So the basic premise revolves around this hunt for an Easter Egg, in a The Westing Game style hunt, albeit with a much broader setting. Wade is intent on obtaining the three keys and passing through the three gates to find the Egg before anyone else does, thus obtaining the fortune and power of the creator of the Oasis, as set out in his last will and testament. The level of infodumping in the beginning seemed tedious at first–it takes a long time to get the reader up to speed on what has happened to the world (and within the Oasis) from our year, 2014, to Wade’s current time, 2044. Once the action really started, though, I had trouble pushing pause to do things like eat dinner with the fiance and take a shower before work. The whole novel is rife with pop culture references that I actually understood, which is pretty rare for me (you should see me watch Gilmore Girls, having pretty much no clue what they’re referencing but loving it all the same). It’s mostly 80s movies, games, and music, which, being born in 1990, I don’t know about all of it, but being a “nerd” in the sense that I enjoy movies and games and books (stories, in general), I recognized plenty. That helped draw me in, and the characters easily did the rest.
I don’t want to spoil anything. But I will say, in case it sways anyone, that giant robots come into play at one point. I recognized the Eva Units and Gundams, though I didn’t know what Voltron was and had to ask the fiance. Anyone of my generation will enjoy the story, but true video game nerds will find it irresistible. D&D lovers will find plenty of references, and arcade games show up pretty often.

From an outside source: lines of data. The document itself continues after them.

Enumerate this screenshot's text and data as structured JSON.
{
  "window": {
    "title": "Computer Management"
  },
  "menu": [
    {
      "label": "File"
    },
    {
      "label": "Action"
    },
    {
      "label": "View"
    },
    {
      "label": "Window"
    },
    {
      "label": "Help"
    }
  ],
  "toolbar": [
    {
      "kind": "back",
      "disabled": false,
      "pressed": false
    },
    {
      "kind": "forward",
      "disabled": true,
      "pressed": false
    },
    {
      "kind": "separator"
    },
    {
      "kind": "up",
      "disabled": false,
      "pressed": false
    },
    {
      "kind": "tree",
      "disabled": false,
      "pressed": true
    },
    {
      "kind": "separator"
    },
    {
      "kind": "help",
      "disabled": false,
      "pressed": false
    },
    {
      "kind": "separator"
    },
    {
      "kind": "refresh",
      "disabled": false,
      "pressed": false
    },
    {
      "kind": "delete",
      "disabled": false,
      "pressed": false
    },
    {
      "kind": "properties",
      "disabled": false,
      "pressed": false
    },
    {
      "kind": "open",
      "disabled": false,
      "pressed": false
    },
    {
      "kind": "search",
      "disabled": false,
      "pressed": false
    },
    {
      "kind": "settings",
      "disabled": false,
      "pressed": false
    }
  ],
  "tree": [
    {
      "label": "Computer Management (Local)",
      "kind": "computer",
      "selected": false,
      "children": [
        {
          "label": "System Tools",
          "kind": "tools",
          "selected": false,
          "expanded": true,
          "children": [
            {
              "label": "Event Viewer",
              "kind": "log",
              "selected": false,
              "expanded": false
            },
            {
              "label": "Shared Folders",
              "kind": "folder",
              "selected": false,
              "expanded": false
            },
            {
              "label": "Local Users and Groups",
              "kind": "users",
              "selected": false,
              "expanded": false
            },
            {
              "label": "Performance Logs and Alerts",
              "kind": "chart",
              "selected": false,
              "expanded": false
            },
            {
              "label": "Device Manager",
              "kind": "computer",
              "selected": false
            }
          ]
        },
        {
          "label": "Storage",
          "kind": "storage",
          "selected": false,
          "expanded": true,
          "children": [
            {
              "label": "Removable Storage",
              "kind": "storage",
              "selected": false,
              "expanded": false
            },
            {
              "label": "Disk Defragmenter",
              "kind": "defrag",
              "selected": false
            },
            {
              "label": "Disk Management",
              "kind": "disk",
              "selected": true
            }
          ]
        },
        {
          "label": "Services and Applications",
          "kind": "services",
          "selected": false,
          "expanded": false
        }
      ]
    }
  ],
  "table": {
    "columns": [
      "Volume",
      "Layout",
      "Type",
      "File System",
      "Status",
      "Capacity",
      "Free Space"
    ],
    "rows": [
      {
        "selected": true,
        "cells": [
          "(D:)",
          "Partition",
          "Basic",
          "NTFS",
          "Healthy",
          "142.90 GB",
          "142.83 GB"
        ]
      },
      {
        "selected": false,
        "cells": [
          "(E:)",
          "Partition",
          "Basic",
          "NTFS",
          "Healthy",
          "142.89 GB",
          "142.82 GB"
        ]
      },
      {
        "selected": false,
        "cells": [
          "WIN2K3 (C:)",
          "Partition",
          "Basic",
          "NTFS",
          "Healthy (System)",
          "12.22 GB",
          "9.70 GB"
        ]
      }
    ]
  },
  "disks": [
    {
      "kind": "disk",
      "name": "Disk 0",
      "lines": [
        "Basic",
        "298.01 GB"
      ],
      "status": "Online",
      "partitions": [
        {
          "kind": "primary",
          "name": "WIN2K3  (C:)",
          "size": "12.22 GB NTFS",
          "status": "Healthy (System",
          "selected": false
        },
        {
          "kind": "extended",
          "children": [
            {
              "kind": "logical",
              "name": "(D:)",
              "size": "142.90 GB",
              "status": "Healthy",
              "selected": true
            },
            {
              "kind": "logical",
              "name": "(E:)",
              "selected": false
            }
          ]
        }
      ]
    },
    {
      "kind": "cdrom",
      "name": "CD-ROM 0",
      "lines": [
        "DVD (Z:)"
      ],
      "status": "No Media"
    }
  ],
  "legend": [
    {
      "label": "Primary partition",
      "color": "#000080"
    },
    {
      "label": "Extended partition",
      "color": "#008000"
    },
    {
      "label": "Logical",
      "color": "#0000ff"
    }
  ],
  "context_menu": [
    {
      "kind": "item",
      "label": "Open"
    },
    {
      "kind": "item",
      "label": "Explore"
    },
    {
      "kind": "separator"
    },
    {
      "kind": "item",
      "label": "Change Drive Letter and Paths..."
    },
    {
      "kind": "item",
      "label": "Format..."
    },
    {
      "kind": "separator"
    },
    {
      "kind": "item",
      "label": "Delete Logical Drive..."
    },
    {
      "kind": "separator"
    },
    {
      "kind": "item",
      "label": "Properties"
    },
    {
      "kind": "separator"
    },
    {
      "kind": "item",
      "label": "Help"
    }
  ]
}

Speaking as a storyteller myself, I admire Cline’s ability to draw me in, to invest me in these characters and their surroundings. I went on an enjoyable rollercoaster ride, trying to decide whether I loved or wasn’t so hot on the protagonist, and it’s a testament to Cline’s abilities that I stuck with the story, passionately, even when I wasn’t sure about whether or not I liked Wade or thought maybe he had some of the bad stuff coming to him. Young Adult is always my favorite, so I might be biased in enjoying watching characters screw up and fumble things and try to figure out who the hell they are, but Cline does an amazing job of investing you in the story regardless.
I’ve been telling a lot of my friends to read this, and I’ll say here that it’s definitely not solely for a younger audience, though I would place it firmly in the YA category because the protagonist is a teenager. Readers of any age would enjoy this, more so if they like video games, 80s movies and music, and characters that are well executed and realistic.